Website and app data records
━━━━━━
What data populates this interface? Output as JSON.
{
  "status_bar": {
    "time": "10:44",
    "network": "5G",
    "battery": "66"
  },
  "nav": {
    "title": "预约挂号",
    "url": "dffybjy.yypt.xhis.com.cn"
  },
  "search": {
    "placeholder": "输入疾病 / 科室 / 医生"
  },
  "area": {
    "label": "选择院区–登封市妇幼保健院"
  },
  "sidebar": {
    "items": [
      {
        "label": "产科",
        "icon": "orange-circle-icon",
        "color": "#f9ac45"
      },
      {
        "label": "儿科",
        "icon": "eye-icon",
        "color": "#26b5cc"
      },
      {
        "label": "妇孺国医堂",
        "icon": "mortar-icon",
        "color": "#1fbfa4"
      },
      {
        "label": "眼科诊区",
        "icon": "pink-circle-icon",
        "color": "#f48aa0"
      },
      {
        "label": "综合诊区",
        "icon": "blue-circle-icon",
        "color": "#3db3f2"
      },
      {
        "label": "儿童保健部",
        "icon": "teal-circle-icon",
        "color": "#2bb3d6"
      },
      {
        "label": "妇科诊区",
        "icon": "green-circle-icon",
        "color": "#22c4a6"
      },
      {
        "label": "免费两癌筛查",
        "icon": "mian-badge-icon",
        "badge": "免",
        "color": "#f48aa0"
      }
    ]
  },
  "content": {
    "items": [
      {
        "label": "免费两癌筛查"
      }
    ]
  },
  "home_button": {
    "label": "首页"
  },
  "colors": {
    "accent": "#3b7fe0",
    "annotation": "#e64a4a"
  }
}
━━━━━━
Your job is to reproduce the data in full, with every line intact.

What data populates this interface? Output as JSON.
{
  "status_bar": {
    "time": "10:44",
    "network": "5G",
    "battery": "66"
  },
  "nav": {
    "title": "预约挂号",
    "url": "dffybjy.yypt.xhis.com.cn"
  },
  "search": {
    "placeholder": "输入疾病 / 科室 / 医生"
  },
  "area": {
    "label": "选择院区–登封市妇幼保健院"
  },
  "sidebar": {
    "items": [
      {
        "label": "产科",
        "icon": "orange-circle-icon",
        "color": "#f9ac45"
      },
      {
        "label": "儿科",
        "icon": "eye-icon",
        "color": "#26b5cc"
      },
      {
        "label": "妇孺国医堂",
        "icon": "mortar-icon",
        "color": "#1fbfa4"
      },
      {
        "label": "眼科诊区",
        "icon": "pink-circle-icon",
        "color": "#f48aa0"
      },
      {
        "label": "综合诊区",
        "icon": "blue-circle-icon",
        "color": "#3db3f2"
      },
      {
        "label": "儿童保健部",
        "icon": "teal-circle-icon",
        "color": "#2bb3d6"
      },
      {
        "label": "妇科诊区",
        "icon": "green-circle-icon",
        "color": "#22c4a6"
      },
      {
        "label": "免费两癌筛查",
        "icon": "mian-badge-icon",
        "badge": "免",
        "color": "#f48aa0"
      }
    ]
  },
  "content": {
    "items": [
      {
        "label": "免费两癌筛查"
      }
    ]
  },
  "home_button": {
    "label": "首页"
  },
  "colors": {
    "accent": "#3b7fe0",
    "annotation": "#e64a4a"
  }
}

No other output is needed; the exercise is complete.